The UK’s immunisation programmes are world-leading and have led to a dramatic fall in serious infectious diseases. Smallpox has been eradicated globally and NHS immunisation programmes have eliminated from the UK infectious diseases that our grandparents used to fear, such as polio.3
Since the introduction of the measles vaccine in 1968 it is estimated that 20 million cases and 4,500 deaths have been averted in the UK.4
From 1970 to 2017 it is estimated that rubella vaccination has averted 1,300 babies being born with congenital rubella syndrome and 25,000 terminations.4

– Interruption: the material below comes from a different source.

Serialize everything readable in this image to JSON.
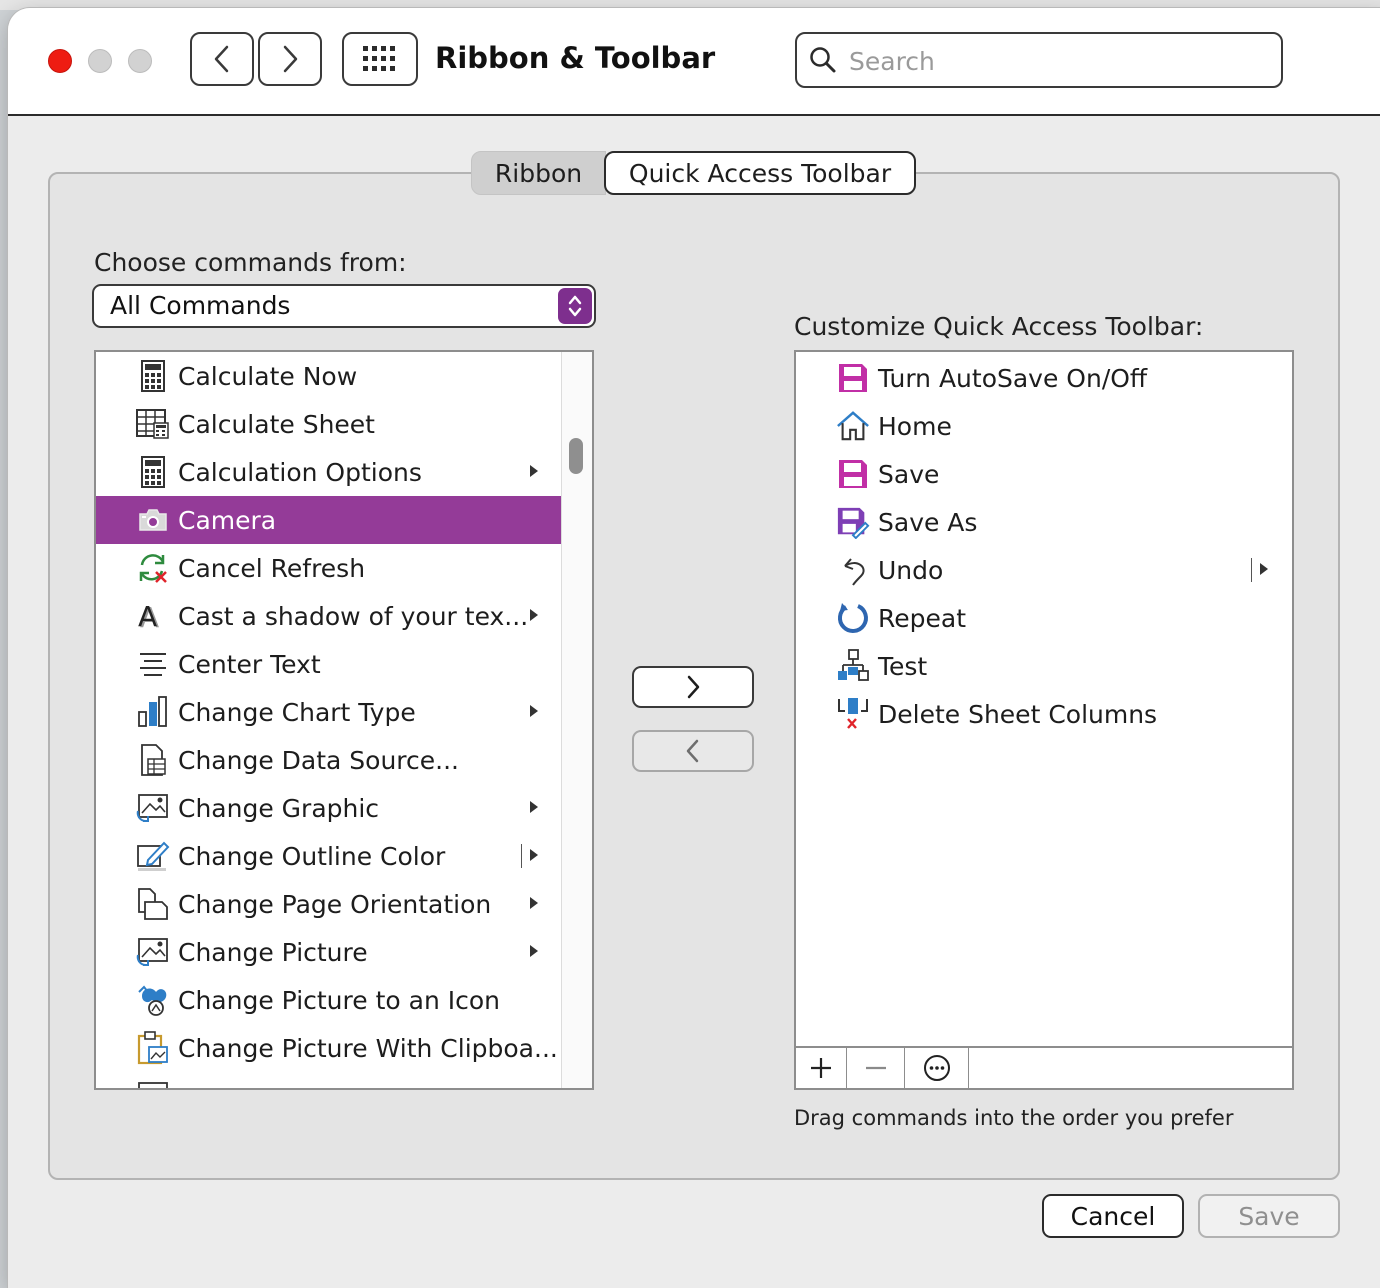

- Meningococcal B – this vaccination programme resulted in a 50% reduction in cases of invasive meningococcal disease among vaccine-eligible infants in the first 10 months of being introduced.5
- Shingles (herpes zoster) – which resulted in an estimated 17,000 fewer cases of herpes zoster and 3,300 fewer episodes of post-herpetic neuralgia in the first 3 years of the programme.6
- Rotavirus - this vaccination programme which resulted in a 77% decline in laboratory-confirmed rotavirus infections among infants and a 26% decline in all-cause acute gastroenteritis hospitalisations in 2013/2014 compared to pre-vaccination years.
- Pneumococcal conjugate vaccine – this programme is estimated to have prevented over 38,000 cases of invasive pneumococcal disease across all age groups, including those not directly protected by the vaccine since its introduction in 2006.7
- HPV - Routine vaccination of girls aged 12-13 with the HPV vaccine has been associated with a profound reduction in cervical disease 7 years after vaccination.8